"Isn't it fascinating how this simple act of drawing a line on a map can transform the way we see and experience the world?" asks Ronald Rael in his December 2018 TED Talk. "And those lines on a map can create scars in the landscape and scars in our memories."
Ronald Rael, one half of the Berkeley CA based practice Rael San Fratello, has held a professional interest in borders (specifically the US-Mexico border) for quite some time. He's developed numerous projects in the region, describing them as architecture "natives" or "immigrants" in the course of his talk. But as Rael spent more time in the area, he became increasingly interested in the border as an architectural element itself. "Is the wall architecture?" he asks.
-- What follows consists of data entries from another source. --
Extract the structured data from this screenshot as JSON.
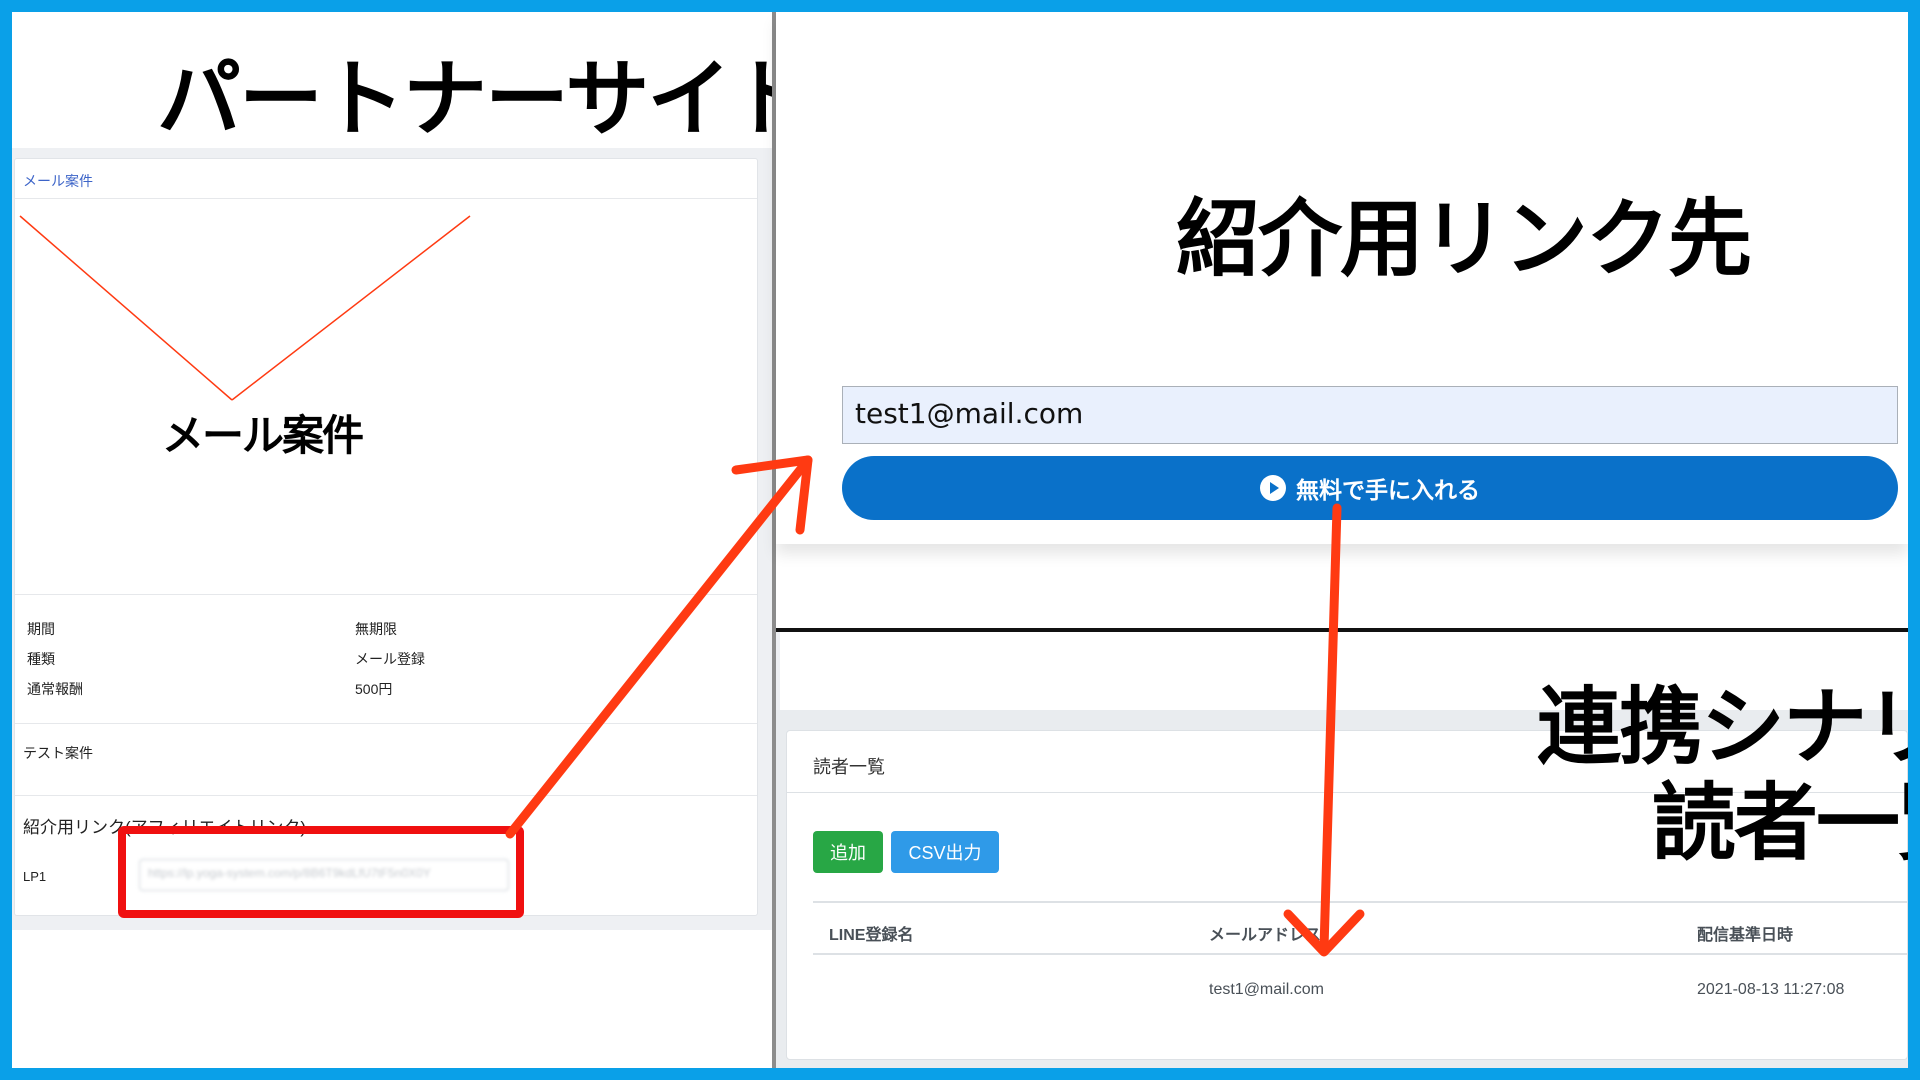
{
  "left_panel": {
    "title": "パートナーサイト",
    "card_header": "メール案件",
    "diagram_label": "メール案件",
    "details": [
      {
        "label": "期間",
        "value": "無期限"
      },
      {
        "label": "種類",
        "value": "メール登録"
      },
      {
        "label": "通常報酬",
        "value": "500円"
      }
    ],
    "description": "テスト案件",
    "affiliate_title": "紹介用リンク(アフィリエイトリンク)",
    "lp_label": "LP1",
    "lp_value": "https://lp.yoga-system.com/p/8B6T9kdLfU7tF5n0X0Y"
  },
  "right_top": {
    "title": "紹介用リンク先",
    "email_value": "test1@mail.com",
    "cta_label": "無料で手に入れる",
    "cta_icon": "play-circle-icon"
  },
  "right_bottom": {
    "title_line1": "連携シナリオ",
    "title_line2": "読者一覧",
    "card_header": "読者一覧",
    "add_button": "追加",
    "csv_button": "CSV出力",
    "columns": [
      "LINE登録名",
      "メールアドレス",
      "配信基準日時"
    ],
    "rows": [
      {
        "line_name": "",
        "email": "test1@mail.com",
        "datetime": "2021-08-13 11:27:08"
      }
    ]
  },
  "colors": {
    "border": "#0aa0e8",
    "arrow": "#ff3a12",
    "highlight_box": "#f01010",
    "cta": "#0a71c9",
    "add": "#28a745",
    "csv": "#2f9ae8"
  }
}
Perhaps, he says, but that's not the question architects should be interested in. Instead, they should be looking at the spaces (literal and figurative) that lie in between. Games such as volleyball (creatively renamed 'wall y ball') and baseball are already a presence along the border; in his talk Rael outlines a proposal to integrate these informal events formally within the structure of the wall. He shows a concept for a swing that allows people to become short-leash tourists until the moment that "gravity deports them to the other side." Another proposal shows how a version of the wall could be perforated to make room for a table - a place for thanksgiving and communal celebration.
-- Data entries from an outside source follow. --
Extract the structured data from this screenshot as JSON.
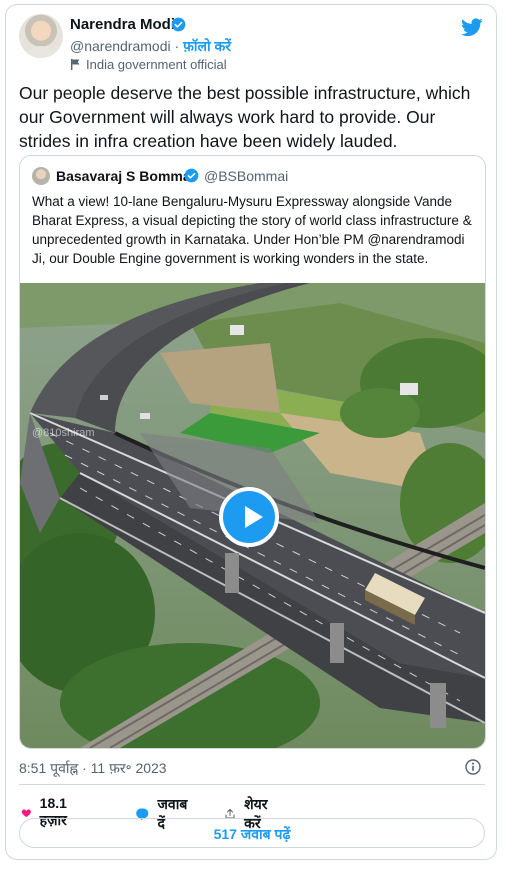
{
  "author": {
    "name": "Narendra Modi",
    "handle": "@narendramodi",
    "separator": " · ",
    "follow_label": "फ़ॉलो करें",
    "label": "India government official"
  },
  "tweet": {
    "text": "Our people deserve the best possible infrastructure, which our Government will always work hard to provide. Our strides in infra creation have been widely lauded."
  },
  "quoted": {
    "name": "Basavaraj S Bommai",
    "handle": "@BSBommai",
    "text": "What a view! 10-lane Bengaluru-Mysuru Expressway alongside Vande Bharat Express, a visual depicting the story of world class infrastructure & unprecedented growth in Karnataka. Under Hon’ble PM @narendramodi Ji, our Double Engine government is working wonders in the state.",
    "media_watermark": "@810shiram"
  },
  "meta": {
    "timestamp": "8:51 पूर्वाह्न · 11 फ़र॰ 2023"
  },
  "actions": {
    "likes": "18.1 हज़ार",
    "reply_label": "जवाब दें",
    "share_label": "शेयर करें"
  },
  "read_replies_label": "517 जवाब पढ़ें",
  "colors": {
    "accent": "#1d9bf0",
    "like": "#f91880",
    "border": "#cfd9de"
  },
  "icons": [
    "twitter-bird-icon",
    "verified-badge-icon",
    "government-flag-icon",
    "play-icon",
    "info-icon",
    "heart-icon",
    "reply-icon",
    "share-icon"
  ]
}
Rael runs through a number of similar proposals over the course of his talk, all showing the absurdity inherent to the wall as a piece of architecture. Architecture, he argues, is most valuable when it emphasizes connection, not exclusion. Walls do not define distinct landscapes, but rather divide into two what was once one. He pushes it to its extreme, showing speculative plans for a house with its bed and dining room table divided by the wall. The example is not meant to suggest possible realities, but to emphasize the fact that the landscape of division cuts close to people's lives.